Exercise objective
Every line that includes the word "name" needs to be copied from the listing.

Material for the task
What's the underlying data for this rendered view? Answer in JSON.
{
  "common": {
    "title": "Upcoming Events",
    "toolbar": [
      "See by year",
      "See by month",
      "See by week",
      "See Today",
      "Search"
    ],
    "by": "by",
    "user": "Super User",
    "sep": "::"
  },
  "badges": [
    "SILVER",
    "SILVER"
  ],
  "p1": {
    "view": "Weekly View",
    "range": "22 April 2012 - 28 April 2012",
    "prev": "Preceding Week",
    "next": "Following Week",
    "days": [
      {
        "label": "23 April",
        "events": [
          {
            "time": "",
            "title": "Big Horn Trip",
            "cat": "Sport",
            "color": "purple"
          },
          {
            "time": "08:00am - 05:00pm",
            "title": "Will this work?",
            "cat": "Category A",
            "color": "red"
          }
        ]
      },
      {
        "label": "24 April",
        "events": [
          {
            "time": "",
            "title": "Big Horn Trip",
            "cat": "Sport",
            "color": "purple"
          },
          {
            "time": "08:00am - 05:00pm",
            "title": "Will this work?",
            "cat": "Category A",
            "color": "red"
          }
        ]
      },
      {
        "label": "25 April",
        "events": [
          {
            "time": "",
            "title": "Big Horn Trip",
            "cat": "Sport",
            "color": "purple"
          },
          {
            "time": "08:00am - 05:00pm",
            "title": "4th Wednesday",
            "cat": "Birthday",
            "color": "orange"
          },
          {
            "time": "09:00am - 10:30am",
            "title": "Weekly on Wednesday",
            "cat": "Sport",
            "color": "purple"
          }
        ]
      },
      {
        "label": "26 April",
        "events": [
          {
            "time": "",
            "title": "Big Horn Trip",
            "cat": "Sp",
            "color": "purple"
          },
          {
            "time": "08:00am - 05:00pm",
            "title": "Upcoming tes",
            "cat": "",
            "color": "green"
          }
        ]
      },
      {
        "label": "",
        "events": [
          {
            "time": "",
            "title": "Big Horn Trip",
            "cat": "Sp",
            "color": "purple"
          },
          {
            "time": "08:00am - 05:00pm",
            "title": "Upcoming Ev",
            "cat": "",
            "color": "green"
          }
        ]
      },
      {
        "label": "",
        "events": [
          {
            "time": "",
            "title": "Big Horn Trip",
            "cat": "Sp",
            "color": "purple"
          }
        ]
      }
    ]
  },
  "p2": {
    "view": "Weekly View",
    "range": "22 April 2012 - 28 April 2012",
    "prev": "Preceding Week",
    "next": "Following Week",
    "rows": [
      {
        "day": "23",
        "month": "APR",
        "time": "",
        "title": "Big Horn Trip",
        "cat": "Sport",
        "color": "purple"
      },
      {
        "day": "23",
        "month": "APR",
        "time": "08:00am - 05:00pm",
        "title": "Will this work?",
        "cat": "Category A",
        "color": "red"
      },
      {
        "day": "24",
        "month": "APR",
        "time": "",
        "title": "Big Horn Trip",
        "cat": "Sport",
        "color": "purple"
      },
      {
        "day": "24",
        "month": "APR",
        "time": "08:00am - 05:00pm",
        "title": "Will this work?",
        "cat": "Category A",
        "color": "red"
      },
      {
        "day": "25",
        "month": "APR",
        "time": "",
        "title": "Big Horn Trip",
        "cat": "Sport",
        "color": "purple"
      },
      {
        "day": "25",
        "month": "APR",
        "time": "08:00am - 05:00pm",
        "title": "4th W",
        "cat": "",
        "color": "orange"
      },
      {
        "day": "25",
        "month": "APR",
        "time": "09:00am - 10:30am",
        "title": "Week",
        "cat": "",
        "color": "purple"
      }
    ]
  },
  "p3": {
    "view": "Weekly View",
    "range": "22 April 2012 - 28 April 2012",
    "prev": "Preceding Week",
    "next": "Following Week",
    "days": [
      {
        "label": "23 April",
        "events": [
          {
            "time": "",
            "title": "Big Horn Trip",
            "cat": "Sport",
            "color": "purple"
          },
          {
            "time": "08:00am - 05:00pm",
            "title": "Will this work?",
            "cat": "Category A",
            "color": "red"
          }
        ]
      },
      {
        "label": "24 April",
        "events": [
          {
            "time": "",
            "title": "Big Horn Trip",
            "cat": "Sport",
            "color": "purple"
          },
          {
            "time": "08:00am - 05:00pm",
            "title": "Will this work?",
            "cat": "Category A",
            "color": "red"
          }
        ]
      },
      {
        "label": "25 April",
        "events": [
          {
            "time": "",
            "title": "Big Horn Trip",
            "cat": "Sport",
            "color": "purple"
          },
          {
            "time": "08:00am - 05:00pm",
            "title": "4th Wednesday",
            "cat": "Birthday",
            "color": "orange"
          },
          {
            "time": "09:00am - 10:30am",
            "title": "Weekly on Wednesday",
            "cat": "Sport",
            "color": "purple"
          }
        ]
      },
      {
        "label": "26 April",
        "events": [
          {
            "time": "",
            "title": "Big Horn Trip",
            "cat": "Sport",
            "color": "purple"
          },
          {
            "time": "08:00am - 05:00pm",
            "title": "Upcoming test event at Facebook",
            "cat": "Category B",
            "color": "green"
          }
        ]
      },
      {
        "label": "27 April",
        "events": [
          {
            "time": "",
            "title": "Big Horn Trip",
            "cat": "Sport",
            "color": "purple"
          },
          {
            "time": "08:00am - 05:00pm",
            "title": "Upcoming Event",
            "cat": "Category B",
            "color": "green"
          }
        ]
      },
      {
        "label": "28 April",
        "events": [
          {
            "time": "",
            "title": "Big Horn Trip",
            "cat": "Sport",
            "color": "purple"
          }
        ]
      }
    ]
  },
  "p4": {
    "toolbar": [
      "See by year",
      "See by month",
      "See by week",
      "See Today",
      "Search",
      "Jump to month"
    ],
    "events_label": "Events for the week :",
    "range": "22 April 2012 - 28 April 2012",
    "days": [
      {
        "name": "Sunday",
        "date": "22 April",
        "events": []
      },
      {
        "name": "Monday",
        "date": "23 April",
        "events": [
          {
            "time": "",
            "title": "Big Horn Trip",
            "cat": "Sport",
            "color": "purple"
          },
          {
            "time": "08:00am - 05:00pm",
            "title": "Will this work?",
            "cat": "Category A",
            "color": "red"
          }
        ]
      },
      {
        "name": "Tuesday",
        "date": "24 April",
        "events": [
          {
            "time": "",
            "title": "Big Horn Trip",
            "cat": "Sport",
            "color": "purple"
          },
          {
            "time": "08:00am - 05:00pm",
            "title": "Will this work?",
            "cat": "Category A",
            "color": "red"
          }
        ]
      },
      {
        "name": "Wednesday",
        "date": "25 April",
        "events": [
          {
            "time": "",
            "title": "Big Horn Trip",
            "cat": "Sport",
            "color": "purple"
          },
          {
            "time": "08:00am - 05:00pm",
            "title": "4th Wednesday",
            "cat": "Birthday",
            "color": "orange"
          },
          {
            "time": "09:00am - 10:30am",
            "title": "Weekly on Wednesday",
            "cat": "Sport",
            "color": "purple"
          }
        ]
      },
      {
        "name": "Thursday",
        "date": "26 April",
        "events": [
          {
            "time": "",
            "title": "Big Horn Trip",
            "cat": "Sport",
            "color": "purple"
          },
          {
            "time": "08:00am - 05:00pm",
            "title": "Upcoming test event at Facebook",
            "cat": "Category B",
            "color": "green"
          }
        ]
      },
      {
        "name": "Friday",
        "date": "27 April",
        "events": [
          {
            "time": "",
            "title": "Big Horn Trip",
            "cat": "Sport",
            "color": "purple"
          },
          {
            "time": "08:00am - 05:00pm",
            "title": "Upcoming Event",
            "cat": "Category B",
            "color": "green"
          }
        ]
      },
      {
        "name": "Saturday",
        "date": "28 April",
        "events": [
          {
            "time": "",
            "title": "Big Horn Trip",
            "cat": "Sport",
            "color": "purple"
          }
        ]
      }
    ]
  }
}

Response to the exercise
        "name": "Sunday",
        "name": "Monday",
        "name": "Tuesday",
        "name": "Wednesday",
        "name": "Thursday",
        "name": "Friday",
        "name": "Saturday",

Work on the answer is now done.